**WORK TO BE COMPLETED:** For the records below, report how many lines include the string "group", leaving out everything except the number.

Top of DATA PROVIDED

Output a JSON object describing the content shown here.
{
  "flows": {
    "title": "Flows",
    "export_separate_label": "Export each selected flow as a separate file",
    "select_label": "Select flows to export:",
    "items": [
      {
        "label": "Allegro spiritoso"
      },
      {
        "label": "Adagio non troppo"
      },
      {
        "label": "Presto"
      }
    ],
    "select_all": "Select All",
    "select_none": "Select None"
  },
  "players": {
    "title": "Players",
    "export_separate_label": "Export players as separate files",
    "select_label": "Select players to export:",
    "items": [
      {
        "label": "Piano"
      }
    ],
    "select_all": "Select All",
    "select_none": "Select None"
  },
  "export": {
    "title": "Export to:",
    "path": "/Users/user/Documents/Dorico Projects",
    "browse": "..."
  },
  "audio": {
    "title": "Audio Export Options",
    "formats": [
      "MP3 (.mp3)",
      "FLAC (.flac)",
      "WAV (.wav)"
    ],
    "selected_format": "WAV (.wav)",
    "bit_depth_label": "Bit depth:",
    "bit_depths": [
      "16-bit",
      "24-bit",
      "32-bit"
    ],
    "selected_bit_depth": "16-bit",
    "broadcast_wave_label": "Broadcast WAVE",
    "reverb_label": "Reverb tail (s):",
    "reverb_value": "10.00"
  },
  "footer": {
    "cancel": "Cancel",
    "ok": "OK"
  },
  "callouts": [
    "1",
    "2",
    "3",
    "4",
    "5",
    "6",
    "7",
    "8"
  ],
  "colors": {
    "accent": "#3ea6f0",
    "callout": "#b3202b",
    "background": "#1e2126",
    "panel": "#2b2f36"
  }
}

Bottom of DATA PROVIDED
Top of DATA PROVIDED

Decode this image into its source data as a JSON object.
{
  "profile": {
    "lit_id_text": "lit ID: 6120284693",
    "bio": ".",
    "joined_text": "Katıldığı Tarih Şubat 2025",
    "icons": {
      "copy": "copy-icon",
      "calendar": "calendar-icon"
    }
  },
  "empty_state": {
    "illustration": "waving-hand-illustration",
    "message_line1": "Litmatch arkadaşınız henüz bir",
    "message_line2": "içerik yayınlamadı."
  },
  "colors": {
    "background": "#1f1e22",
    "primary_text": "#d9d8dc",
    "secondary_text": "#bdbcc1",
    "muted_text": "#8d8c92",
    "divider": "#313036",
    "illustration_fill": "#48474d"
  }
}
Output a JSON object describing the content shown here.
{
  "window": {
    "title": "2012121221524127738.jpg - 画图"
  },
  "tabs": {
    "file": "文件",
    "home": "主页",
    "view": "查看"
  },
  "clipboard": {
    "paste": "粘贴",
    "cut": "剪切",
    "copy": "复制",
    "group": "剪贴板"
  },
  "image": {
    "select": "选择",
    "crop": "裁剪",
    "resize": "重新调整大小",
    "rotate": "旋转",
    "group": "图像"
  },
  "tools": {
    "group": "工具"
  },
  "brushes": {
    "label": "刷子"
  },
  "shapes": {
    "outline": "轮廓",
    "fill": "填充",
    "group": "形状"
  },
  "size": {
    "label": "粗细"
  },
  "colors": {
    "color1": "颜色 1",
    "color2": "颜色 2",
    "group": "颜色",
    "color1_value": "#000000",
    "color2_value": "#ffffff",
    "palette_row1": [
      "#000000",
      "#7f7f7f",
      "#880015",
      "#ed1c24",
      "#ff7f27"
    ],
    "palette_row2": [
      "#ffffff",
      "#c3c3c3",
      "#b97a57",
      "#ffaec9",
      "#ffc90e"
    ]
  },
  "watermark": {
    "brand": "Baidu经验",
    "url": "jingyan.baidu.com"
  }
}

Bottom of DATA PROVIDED

**ANSWER TO THE EXERCISE:** 5